[Opening RECORDS FOR PROCESSING section]

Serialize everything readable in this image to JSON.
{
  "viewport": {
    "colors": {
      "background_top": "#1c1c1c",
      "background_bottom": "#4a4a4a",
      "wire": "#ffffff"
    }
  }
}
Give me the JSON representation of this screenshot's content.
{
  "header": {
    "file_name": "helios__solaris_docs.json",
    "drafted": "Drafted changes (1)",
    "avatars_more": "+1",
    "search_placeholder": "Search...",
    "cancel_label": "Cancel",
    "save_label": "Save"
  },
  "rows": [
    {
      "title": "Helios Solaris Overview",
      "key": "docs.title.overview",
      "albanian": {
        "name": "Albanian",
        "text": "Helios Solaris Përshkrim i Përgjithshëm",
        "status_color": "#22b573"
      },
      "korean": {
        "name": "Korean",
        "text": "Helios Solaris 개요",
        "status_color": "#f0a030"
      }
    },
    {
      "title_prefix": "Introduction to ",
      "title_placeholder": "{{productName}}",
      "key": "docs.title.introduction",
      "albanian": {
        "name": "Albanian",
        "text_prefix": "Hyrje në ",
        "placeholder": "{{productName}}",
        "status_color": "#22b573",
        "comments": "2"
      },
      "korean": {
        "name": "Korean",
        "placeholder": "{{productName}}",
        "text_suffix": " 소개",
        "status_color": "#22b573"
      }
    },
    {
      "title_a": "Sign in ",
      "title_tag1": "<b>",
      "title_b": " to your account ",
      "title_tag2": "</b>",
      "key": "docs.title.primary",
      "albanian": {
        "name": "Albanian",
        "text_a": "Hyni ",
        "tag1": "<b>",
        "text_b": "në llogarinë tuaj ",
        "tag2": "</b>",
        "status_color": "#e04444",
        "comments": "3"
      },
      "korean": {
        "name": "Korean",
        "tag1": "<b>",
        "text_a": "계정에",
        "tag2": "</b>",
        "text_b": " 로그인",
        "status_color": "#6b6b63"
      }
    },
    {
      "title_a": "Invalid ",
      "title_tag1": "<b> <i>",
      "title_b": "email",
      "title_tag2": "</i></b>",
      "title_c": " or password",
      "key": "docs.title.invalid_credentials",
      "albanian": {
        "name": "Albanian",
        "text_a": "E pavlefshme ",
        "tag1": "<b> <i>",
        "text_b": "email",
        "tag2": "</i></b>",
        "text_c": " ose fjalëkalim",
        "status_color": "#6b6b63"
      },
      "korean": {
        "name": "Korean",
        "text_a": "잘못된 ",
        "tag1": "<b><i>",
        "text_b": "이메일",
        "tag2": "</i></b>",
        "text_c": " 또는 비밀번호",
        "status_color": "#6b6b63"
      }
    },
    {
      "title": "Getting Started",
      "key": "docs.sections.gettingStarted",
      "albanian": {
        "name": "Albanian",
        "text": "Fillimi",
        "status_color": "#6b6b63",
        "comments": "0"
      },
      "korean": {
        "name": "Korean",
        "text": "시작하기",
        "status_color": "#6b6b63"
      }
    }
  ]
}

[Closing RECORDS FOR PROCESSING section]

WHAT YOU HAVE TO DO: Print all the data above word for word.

COMPLETED EXERCISE:
Serialize everything readable in this image to JSON.
{
  "viewport": {
    "colors": {
      "background_top": "#1c1c1c",
      "background_bottom": "#4a4a4a",
      "wire": "#ffffff"
    }
  }
}
Give me the JSON representation of this screenshot's content.
{
  "header": {
    "file_name": "helios__solaris_docs.json",
    "drafted": "Drafted changes (1)",
    "avatars_more": "+1",
    "search_placeholder": "Search...",
    "cancel_label": "Cancel",
    "save_label": "Save"
  },
  "rows": [
    {
      "title": "Helios Solaris Overview",
      "key": "docs.title.overview",
      "albanian": {
        "name": "Albanian",
        "text": "Helios Solaris Përshkrim i Përgjithshëm",
        "status_color": "#22b573"
      },
      "korean": {
        "name": "Korean",
        "text": "Helios Solaris 개요",
        "status_color": "#f0a030"
      }
    },
    {
      "title_prefix": "Introduction to ",
      "title_placeholder": "{{productName}}",
      "key": "docs.title.introduction",
      "albanian": {
        "name": "Albanian",
        "text_prefix": "Hyrje në ",
        "placeholder": "{{productName}}",
        "status_color": "#22b573",
        "comments": "2"
      },
      "korean": {
        "name": "Korean",
        "placeholder": "{{productName}}",
        "text_suffix": " 소개",
        "status_color": "#22b573"
      }
    },
    {
      "title_a": "Sign in ",
      "title_tag1": "<b>",
      "title_b": " to your account ",
      "title_tag2": "</b>",
      "key": "docs.title.primary",
      "albanian": {
        "name": "Albanian",
        "text_a": "Hyni ",
        "tag1": "<b>",
        "text_b": "në llogarinë tuaj ",
        "tag2": "</b>",
        "status_color": "#e04444",
        "comments": "3"
      },
      "korean": {
        "name": "Korean",
        "tag1": "<b>",
        "text_a": "계정에",
        "tag2": "</b>",
        "text_b": " 로그인",
        "status_color": "#6b6b63"
      }
    },
    {
      "title_a": "Invalid ",
      "title_tag1": "<b> <i>",
      "title_b": "email",
      "title_tag2": "</i></b>",
      "title_c": " or password",
      "key": "docs.title.invalid_credentials",
      "albanian": {
        "name": "Albanian",
        "text_a": "E pavlefshme ",
        "tag1": "<b> <i>",
        "text_b": "email",
        "tag2": "</i></b>",
        "text_c": " ose fjalëkalim",
        "status_color": "#6b6b63"
      },
      "korean": {
        "name": "Korean",
        "text_a": "잘못된 ",
        "tag1": "<b><i>",
        "text_b": "이메일",
        "tag2": "</i></b>",
        "text_c": " 또는 비밀번호",
        "status_color": "#6b6b63"
      }
    },
    {
      "title": "Getting Started",
      "key": "docs.sections.gettingStarted",
      "albanian": {
        "name": "Albanian",
        "text": "Fillimi",
        "status_color": "#6b6b63",
        "comments": "0"
      },
      "korean": {
        "name": "Korean",
        "text": "시작하기",
        "status_color": "#6b6b63"
      }
    }
  ]
}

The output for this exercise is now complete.